Let me put it this way: Many of us were millenials at one time. I know it's unbelievable, but trust me, it's true. As sharp as many hipsters have become, far more sophisticated that we ever were, trust me on this too Jana: we who were millenials at one time know more today than we knew when we were younger. It is the path of life that one learns stuff on his way to the onset of Alzheimers, which many of us, once we get there, will find a blessing. . .

[Deletions of political content, for which we have a section called "The Open Bar" in our website forum. - John Atkinson]

The millenials, because they are smarter than the rest, just proved it with their good judgement based on a lifetime of experience.

Anton's picture

Someone lives in an unhappy world.

I recommend some cowbell. It cures everything. ;-D

MilesFerg's picture

As Millenials, or any generation, advance in careers, earn more income and begin to increase their appreciation of the enjoyment that the extra few percent of quality can bring (whether audio reproduction or scotch), a subset will embrace audiophile quality. I'm glad their is a voice that will help nudge and introduce them to this. We should all strive to not look down, but without judgement on them, expose them to how much greater enjoyment there is when listening to higher quality reproduction of music.

And Jana, if you switch to the Port Sherry, you can get your peat fix and afford more audio equipment. ;-p

MilesFerg's picture

It's Port Charlotte. I think sometimes they use Sherry casks, thus the confusion. Also, as I thought about this more, I remembered that as a teen and young adult, I was listening to cassette tapes on a boom box of mostly songs recorded from the radio. Easy, portable and cheap. Later on, a lowly NAD 3020B with Boston Acoustic monitors opened my eyes (ears?) to how much more satisfying music could be.

agb's picture

Good sound is affordable, and a little "more" gets one great sound. For let's say under $3000, my desktop system, or the cost of one of my high end interconnects or cartridges, one can enjoy arguably GREAT sound. As in politics, it's the values one has, or standards one lives by, not the cost, that should make one decide. If one were to evaluate cost-benefit ratios for dating women, politics, and audio, one might not only make irrational decisions, but most importantly, not even beneficial ones...and the two, rational and beneficial are one and the same.

With respect to most people who will never buy the $100,000 audio system, or the $100,000 turntable (which is about as irrational as it gets), the $3000 desktop system will be rational and beneficial.

Cost to performance ratio is high for the latter, extremely low for the former.

On that note about "rational" which should drive our decisions. High end watches and high end wines, as well as many other high end goods, for example Leica and Hasselblad film cameras, retain and sometimes increase in value. High end rare autos do too. High end audio, except in very rare exceptions, does not.

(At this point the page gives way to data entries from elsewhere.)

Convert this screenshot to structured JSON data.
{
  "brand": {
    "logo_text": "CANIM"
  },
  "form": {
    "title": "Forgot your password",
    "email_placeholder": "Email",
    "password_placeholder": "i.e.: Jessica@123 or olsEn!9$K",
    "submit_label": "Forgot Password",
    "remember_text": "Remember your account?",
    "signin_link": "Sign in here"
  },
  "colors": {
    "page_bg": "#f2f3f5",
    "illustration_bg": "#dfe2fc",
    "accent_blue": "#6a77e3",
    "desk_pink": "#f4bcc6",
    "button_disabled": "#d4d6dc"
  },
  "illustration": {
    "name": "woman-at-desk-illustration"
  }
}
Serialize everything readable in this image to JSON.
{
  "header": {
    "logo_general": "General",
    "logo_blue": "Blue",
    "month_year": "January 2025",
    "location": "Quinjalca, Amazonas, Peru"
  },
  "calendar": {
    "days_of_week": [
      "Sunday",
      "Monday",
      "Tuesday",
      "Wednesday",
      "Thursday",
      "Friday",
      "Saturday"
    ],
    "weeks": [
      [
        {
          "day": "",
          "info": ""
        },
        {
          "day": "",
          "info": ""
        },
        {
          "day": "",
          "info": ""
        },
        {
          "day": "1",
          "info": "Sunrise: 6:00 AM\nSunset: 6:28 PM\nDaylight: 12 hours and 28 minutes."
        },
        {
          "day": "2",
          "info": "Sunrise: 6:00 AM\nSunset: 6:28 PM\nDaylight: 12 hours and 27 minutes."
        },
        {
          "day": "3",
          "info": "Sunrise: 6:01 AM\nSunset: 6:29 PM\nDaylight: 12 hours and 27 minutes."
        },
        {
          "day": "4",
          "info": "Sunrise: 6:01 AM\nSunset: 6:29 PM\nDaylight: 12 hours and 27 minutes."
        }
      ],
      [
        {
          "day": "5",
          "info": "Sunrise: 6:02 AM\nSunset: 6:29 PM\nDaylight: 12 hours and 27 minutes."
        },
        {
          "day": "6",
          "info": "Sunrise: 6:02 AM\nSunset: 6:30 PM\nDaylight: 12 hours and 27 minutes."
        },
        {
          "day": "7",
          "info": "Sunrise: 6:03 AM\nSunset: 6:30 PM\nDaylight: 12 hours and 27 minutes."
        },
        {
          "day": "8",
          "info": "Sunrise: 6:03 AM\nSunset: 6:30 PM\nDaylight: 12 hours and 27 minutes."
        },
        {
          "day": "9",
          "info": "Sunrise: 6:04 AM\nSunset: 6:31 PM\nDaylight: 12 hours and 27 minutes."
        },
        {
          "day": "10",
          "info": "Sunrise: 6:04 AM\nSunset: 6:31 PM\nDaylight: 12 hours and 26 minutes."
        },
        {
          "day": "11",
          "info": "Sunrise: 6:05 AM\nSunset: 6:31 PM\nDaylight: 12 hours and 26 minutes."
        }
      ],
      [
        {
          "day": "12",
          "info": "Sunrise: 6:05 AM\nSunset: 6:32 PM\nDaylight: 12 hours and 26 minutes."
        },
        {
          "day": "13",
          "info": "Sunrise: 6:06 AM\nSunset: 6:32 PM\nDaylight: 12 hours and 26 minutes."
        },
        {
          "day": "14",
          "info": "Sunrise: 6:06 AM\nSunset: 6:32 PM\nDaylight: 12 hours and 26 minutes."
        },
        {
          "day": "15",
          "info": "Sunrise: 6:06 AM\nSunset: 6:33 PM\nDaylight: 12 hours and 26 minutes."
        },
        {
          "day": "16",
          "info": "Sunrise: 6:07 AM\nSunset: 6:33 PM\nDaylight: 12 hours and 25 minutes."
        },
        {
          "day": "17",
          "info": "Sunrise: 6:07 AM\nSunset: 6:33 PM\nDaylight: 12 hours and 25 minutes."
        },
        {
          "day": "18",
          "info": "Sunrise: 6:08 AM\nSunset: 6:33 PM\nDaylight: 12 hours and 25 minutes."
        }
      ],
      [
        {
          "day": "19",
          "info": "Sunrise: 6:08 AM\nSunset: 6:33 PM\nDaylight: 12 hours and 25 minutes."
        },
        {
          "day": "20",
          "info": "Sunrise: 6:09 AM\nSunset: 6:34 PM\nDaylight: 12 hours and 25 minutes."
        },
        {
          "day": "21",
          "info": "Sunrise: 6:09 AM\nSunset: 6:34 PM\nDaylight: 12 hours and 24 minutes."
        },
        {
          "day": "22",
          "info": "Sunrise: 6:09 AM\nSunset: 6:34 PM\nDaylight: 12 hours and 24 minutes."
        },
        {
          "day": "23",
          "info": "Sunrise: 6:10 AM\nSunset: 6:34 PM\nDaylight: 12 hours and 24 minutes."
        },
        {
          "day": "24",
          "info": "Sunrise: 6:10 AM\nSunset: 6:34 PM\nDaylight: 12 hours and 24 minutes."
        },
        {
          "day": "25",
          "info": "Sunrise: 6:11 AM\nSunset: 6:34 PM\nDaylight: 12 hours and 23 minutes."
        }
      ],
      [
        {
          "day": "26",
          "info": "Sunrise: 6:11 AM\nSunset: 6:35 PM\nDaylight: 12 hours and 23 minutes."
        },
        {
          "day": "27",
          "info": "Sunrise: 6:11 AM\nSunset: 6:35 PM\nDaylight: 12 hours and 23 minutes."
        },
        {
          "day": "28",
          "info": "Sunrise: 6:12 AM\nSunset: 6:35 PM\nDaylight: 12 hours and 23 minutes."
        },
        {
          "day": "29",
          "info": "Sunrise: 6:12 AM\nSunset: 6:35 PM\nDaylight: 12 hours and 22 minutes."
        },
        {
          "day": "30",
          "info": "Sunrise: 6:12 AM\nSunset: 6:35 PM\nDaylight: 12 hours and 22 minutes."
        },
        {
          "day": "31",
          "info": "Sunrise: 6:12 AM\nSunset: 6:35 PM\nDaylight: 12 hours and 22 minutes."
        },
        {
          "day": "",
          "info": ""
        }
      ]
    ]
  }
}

As one who has owned too many high end components to count, and reviewed more than one can count, I can say that on a cost-benefit analysis they are not as a category, rational purchases. Enjoyment is another matter, and even to that a cost-benefit analysis can be applied.

The millenials as a group can appreciate high end sound, but they will do so only on their desktop while they are attached to their computers trying to make a living.

With 95 million Americans now out of the workforce, a true unemployment rate of 20% and more, courtesy of the current administration, the hope for a resurgence of the domestic high end industry has been dashed possibly for a generation, possibly forever. This development is ironic given the political sentiment of the two major high end journals, most of whose participants will vote again for the same people who have given us our economy as it is.

To be specific, more millenials than ever before are moving back to their parent's basement apartments to while away their lives staring up at fading Obama '08 posters hoping for change.

Change doesn't come from hoping for it.
That is so because there are people who do, and people who don't.
And people who will; and people who won't.